WORK TASK: The expected result is every entry, retyped character for character.

[Dataset rows describing interfaces]
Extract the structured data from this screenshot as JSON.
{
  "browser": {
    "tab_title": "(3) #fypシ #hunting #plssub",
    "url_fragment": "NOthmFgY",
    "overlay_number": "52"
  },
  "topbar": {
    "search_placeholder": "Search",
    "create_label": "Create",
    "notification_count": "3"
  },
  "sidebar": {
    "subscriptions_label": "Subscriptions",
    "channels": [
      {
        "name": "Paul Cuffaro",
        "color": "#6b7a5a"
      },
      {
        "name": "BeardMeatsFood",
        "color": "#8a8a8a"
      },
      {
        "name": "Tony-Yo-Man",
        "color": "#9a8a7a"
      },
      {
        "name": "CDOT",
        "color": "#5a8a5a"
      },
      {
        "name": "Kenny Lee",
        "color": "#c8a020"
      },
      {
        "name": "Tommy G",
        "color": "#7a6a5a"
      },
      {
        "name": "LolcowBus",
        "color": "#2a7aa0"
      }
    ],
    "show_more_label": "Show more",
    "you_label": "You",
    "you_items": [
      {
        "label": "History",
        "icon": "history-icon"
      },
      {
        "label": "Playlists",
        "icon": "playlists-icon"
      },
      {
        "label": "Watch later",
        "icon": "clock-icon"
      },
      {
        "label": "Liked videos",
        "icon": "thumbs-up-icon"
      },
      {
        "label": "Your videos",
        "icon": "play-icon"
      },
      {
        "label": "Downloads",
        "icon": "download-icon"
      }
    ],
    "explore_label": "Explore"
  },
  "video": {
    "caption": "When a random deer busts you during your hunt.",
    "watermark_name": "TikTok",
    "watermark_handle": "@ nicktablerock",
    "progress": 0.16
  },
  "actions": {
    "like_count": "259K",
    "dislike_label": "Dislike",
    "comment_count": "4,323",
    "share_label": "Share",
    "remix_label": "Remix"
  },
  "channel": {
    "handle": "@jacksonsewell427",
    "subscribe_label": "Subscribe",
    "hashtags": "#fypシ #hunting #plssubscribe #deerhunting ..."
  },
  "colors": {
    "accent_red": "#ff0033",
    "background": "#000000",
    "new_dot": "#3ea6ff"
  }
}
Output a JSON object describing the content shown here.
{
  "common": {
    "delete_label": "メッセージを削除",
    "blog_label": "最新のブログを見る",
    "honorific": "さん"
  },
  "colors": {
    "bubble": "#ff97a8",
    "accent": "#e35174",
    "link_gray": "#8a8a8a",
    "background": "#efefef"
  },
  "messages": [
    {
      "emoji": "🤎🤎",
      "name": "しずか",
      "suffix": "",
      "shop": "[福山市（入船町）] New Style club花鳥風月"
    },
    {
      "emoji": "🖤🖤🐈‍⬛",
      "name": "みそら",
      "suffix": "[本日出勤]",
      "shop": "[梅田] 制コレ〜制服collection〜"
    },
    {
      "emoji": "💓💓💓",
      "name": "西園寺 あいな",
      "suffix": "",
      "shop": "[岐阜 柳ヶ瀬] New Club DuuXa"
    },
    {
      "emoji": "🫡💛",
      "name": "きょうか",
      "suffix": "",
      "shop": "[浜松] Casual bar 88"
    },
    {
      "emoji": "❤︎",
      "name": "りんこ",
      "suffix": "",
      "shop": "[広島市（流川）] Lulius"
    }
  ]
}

RESPONSE TO THIS TASK:
Extract the structured data from this screenshot as JSON.
{
  "browser": {
    "tab_title": "(3) #fypシ #hunting #plssub",
    "url_fragment": "NOthmFgY",
    "overlay_number": "52"
  },
  "topbar": {
    "search_placeholder": "Search",
    "create_label": "Create",
    "notification_count": "3"
  },
  "sidebar": {
    "subscriptions_label": "Subscriptions",
    "channels": [
      {
        "name": "Paul Cuffaro",
        "color": "#6b7a5a"
      },
      {
        "name": "BeardMeatsFood",
        "color": "#8a8a8a"
      },
      {
        "name": "Tony-Yo-Man",
        "color": "#9a8a7a"
      },
      {
        "name": "CDOT",
        "color": "#5a8a5a"
      },
      {
        "name": "Kenny Lee",
        "color": "#c8a020"
      },
      {
        "name": "Tommy G",
        "color": "#7a6a5a"
      },
      {
        "name": "LolcowBus",
        "color": "#2a7aa0"
      }
    ],
    "show_more_label": "Show more",
    "you_label": "You",
    "you_items": [
      {
        "label": "History",
        "icon": "history-icon"
      },
      {
        "label": "Playlists",
        "icon": "playlists-icon"
      },
      {
        "label": "Watch later",
        "icon": "clock-icon"
      },
      {
        "label": "Liked videos",
        "icon": "thumbs-up-icon"
      },
      {
        "label": "Your videos",
        "icon": "play-icon"
      },
      {
        "label": "Downloads",
        "icon": "download-icon"
      }
    ],
    "explore_label": "Explore"
  },
  "video": {
    "caption": "When a random deer busts you during your hunt.",
    "watermark_name": "TikTok",
    "watermark_handle": "@ nicktablerock",
    "progress": 0.16
  },
  "actions": {
    "like_count": "259K",
    "dislike_label": "Dislike",
    "comment_count": "4,323",
    "share_label": "Share",
    "remix_label": "Remix"
  },
  "channel": {
    "handle": "@jacksonsewell427",
    "subscribe_label": "Subscribe",
    "hashtags": "#fypシ #hunting #plssubscribe #deerhunting ..."
  },
  "colors": {
    "accent_red": "#ff0033",
    "background": "#000000",
    "new_dot": "#3ea6ff"
  }
}
Output a JSON object describing the content shown here.
{
  "common": {
    "delete_label": "メッセージを削除",
    "blog_label": "最新のブログを見る",
    "honorific": "さん"
  },
  "colors": {
    "bubble": "#ff97a8",
    "accent": "#e35174",
    "link_gray": "#8a8a8a",
    "background": "#efefef"
  },
  "messages": [
    {
      "emoji": "🤎🤎",
      "name": "しずか",
      "suffix": "",
      "shop": "[福山市（入船町）] New Style club花鳥風月"
    },
    {
      "emoji": "🖤🖤🐈‍⬛",
      "name": "みそら",
      "suffix": "[本日出勤]",
      "shop": "[梅田] 制コレ〜制服collection〜"
    },
    {
      "emoji": "💓💓💓",
      "name": "西園寺 あいな",
      "suffix": "",
      "shop": "[岐阜 柳ヶ瀬] New Club DuuXa"
    },
    {
      "emoji": "🫡💛",
      "name": "きょうか",
      "suffix": "",
      "shop": "[浜松] Casual bar 88"
    },
    {
      "emoji": "❤︎",
      "name": "りんこ",
      "suffix": "",
      "shop": "[広島市（流川）] Lulius"
    }
  ]
}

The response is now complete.